The workshop began with an introduction to digital preservation, defined neatly by Sharon McMeekin (Head of Training and Skills) as the active management of digital content over a period of time to ensure continued access. We learnt about the sorts of features systems should incorporate to allow for continued access to digital content. These included:

• Resilience, standards, and open to testing
• Error checking, compatibility to multi-media, and back-up
• Authenticity checking

As the morning progressed it was interesting to learn more about some of the difficulties that digital preservation presents including:

• Media obsolescence
• Media failure or decay (otherwise known as ‘bit-rot’).
• Natural disaster
• Man-made error
• Malicious damage
• Viruses
• Network failure
• Disassociation

Methods of dealing with these challenges included: storing more than one copy in different geographic locations, refreshing storage media, and integrity checking, also known as ‘fixity checking’ which is the process of checking if a digital file has remained unchanged.

As part of this final solution we also learnt about ‘checksums’ which are like ‘digital fingerprints’ also used to check if the contents of a file have altered.

The DPC also recommended generating a risk register as a further preventative measure to protect digital material against potential hazards.
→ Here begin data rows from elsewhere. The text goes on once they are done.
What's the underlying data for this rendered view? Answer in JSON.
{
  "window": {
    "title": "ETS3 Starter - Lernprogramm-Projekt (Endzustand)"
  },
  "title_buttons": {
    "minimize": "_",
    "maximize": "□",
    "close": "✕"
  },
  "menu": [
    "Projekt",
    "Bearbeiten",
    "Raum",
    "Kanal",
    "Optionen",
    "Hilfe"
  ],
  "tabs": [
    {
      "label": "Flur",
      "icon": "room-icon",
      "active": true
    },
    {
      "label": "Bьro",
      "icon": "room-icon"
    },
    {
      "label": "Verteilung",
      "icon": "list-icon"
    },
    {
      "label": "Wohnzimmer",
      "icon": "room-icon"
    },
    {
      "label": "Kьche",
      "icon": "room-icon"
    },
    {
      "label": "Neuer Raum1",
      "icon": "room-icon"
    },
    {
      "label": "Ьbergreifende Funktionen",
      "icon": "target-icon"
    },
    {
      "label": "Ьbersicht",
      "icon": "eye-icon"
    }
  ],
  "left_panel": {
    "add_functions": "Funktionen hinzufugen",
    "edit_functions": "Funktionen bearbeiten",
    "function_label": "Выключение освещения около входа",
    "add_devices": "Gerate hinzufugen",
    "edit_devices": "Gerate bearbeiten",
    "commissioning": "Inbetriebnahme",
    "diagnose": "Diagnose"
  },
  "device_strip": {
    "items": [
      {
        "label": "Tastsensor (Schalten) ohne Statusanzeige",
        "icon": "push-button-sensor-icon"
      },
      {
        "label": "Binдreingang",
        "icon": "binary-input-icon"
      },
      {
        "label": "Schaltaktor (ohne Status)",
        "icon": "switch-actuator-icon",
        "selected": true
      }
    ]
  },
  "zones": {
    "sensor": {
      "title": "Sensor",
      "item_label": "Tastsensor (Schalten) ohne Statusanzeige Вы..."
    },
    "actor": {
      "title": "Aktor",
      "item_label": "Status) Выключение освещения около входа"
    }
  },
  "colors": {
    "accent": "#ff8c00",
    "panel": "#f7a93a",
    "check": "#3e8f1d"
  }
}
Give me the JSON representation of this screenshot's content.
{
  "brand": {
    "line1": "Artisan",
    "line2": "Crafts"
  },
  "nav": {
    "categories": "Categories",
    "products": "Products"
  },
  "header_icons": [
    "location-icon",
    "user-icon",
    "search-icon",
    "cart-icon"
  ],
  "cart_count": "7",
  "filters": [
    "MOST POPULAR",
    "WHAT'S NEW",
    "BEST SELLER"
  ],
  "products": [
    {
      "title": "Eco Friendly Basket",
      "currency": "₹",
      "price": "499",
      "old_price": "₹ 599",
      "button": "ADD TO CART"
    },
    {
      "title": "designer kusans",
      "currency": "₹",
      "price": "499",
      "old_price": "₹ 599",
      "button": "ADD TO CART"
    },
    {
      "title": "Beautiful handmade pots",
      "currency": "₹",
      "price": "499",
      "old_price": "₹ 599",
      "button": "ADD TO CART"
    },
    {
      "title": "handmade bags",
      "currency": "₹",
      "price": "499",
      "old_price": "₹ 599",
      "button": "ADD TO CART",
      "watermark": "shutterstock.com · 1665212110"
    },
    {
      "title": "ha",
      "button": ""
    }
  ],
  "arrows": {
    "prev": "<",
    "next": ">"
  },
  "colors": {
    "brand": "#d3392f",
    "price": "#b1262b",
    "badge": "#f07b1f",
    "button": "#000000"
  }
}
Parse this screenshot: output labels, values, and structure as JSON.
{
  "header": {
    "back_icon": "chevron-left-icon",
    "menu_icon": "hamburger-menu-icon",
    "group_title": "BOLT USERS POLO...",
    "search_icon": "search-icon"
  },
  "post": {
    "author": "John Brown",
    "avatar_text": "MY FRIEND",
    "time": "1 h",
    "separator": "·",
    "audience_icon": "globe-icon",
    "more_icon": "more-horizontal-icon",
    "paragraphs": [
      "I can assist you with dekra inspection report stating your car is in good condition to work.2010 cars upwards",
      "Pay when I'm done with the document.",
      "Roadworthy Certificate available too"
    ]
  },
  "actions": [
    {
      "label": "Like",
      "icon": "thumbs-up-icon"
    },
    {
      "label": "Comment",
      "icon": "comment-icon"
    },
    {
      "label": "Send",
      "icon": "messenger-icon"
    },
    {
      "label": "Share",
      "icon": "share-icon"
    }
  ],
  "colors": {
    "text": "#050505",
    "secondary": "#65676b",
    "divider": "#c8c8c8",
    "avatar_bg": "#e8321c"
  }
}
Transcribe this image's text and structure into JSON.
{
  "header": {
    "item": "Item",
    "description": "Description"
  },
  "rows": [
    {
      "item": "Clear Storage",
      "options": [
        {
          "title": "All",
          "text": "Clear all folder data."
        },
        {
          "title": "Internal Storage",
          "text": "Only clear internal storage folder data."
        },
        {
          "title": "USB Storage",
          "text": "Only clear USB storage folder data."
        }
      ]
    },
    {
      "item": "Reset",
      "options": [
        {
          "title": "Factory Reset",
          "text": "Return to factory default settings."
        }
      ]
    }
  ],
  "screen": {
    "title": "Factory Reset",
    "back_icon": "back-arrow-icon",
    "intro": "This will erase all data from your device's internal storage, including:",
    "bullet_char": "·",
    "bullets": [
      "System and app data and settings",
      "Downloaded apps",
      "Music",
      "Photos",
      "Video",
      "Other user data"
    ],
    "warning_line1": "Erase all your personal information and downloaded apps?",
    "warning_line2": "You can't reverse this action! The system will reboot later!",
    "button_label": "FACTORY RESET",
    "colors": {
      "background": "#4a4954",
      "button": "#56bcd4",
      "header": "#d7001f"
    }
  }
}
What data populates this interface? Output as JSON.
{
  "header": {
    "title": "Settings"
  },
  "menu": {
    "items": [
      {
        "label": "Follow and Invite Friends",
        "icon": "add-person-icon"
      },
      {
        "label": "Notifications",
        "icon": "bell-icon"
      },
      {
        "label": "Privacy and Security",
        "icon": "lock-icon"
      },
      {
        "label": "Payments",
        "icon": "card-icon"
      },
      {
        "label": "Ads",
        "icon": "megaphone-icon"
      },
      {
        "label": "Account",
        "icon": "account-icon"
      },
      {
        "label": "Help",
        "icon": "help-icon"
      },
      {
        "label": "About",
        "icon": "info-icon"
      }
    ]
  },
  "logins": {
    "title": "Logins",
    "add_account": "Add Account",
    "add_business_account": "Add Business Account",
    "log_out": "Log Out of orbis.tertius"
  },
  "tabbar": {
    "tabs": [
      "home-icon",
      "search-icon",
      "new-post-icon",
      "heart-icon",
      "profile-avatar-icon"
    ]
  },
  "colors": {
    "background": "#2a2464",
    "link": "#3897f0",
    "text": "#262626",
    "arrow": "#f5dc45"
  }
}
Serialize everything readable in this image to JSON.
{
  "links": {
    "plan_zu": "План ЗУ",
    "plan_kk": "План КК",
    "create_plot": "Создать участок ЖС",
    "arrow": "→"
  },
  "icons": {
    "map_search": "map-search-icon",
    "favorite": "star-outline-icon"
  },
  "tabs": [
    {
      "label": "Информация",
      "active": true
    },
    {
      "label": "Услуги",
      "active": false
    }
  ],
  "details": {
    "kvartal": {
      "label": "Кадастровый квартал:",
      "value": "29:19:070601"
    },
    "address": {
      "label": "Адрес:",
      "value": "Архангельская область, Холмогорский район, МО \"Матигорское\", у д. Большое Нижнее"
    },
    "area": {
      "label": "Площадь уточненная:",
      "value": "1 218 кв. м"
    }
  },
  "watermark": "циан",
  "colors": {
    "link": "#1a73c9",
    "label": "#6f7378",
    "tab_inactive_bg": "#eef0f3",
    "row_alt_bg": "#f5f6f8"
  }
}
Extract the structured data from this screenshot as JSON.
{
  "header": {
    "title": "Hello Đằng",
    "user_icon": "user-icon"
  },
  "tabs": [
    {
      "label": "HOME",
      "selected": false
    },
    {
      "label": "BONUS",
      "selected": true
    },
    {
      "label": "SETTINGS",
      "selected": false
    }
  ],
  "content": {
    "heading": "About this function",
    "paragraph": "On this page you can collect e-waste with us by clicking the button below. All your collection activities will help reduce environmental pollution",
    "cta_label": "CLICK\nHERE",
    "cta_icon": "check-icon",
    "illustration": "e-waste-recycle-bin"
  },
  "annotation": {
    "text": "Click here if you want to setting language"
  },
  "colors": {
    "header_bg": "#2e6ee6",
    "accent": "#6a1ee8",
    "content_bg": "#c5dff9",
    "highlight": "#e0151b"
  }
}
We even had a go at creating our own digital register based on a fictional scenario. This involved recording the:

•  Type of risk
• Consequence of risk
• Likelihood  of occurrence
• Impact on institution
• Frequency
• Owner
• Response/solution
• New Likelihood of occurrence

As well as safeguarding digital material, we learnt that a risk register has the added benefit of introducing clearer planning within an institution, serving as an advocacy tool, highlighting clearer responsibilities, and benefitting the Digital Asset Register.  DPC recommended that institutions use DRAMBORA, a digital repository audit method based on risk assessment which encourages organisations to generate an awareness of their objectives and activities before identifying and managing the risks to their digital collections.

Finally, Digital Asset Registers were recommended as useful tools for digital preservation coordination since they gather all of the digital information into one place and log preservation risks to collections. They also provide intuitions with a finding aid in the absence of other discovery methods and support best practice and advocacy.

The characterisation tool DROID was also mentioned as a useful software application for identifying file formats. Developed by the National Archives, this tool records the number, size, and format of each file in addition to creating a checksum for each.

The workshop was a wonderful opportunity to learn more about digital preservation and meet with other professionals from the same field. I am now really looking forward to undertaking some of my own digital preservation and archiving projects at the Bodleian.